Anne: Additive manufacturing opens the door to infinite possibilities: it will allow us, tomorrow, to manufacture our packaging in a much more agile way, ever closer to the needs of our consumers. For example, it allows us to manufacture locally, customize our products and create designs that are impossible with traditional technologies.

3DN: In your opinion, what is the future of additive manufacturing in the luxury sector?

Anne: In 2025, we are committed to having 100% of our packaging recyclable, compostable or reusable. At this level, technology offers an ocean of opportunities for personalization.

The number of innovations is exponential in all areas: materials, processes, etc. so we are very optimistic that we will quickly have solutions that are in line with our quality and material requirements.

The 3Dnatives team went to the 3DLab in Clichy to discover the technologies used by the group.

3DN: A last word to our readers?

Matthew: The mindset maker is growing, we all have the chance to experience the beginnings of the fourth industrial revolution.
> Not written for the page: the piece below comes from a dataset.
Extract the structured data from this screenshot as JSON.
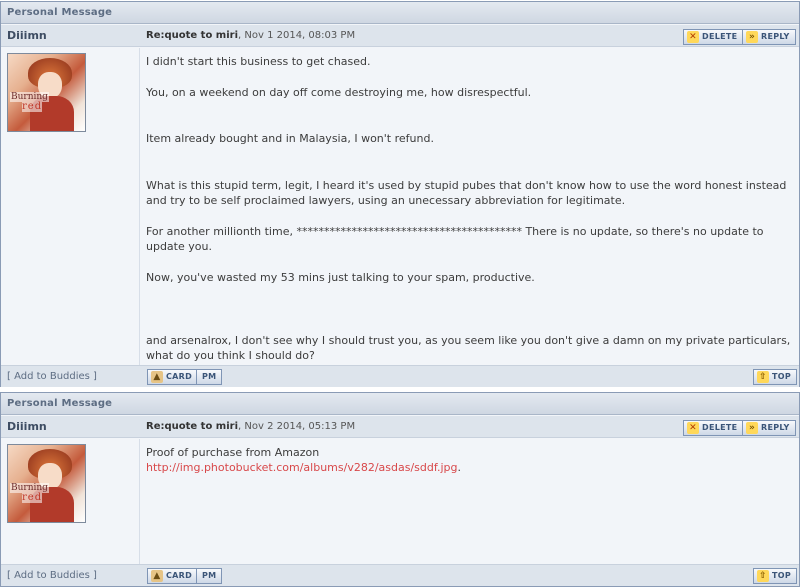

We have deployed this mindset internally, by building a real network of makers.

Anne : The benefits are impressive, and we have decided to share the fruits of our progress with our counterparts in other industries and with the makers. We are convinced that we need to join forces to invent a better world. You can find more information on our website.

What do you think of l’Oreal’s use of 3D printing? Let us know in a comment below or on our Facebook and Twitter pages! Sign up for our free weekly Newsletter, all the latest news in 3D printing straight to your inbox!

Don’t forget that we have a webinar coming up on the 26th of February focusing on how to adopt additive manufacturing for your projects! You can sign up for free as of today HERE.

Share Your Thoughts

Your email address will not be published. Required fields are marked *

de_DEen_USes_ESfr_FR
Stay Updated
Every wednesday, receive a recap of the latest 3D printing news straight to your inbox.
Our website uses cookies. By using our website and agreeing to this policy, you consent to our use of cookies in accordance with the terms of this policy. Know more about cookies OK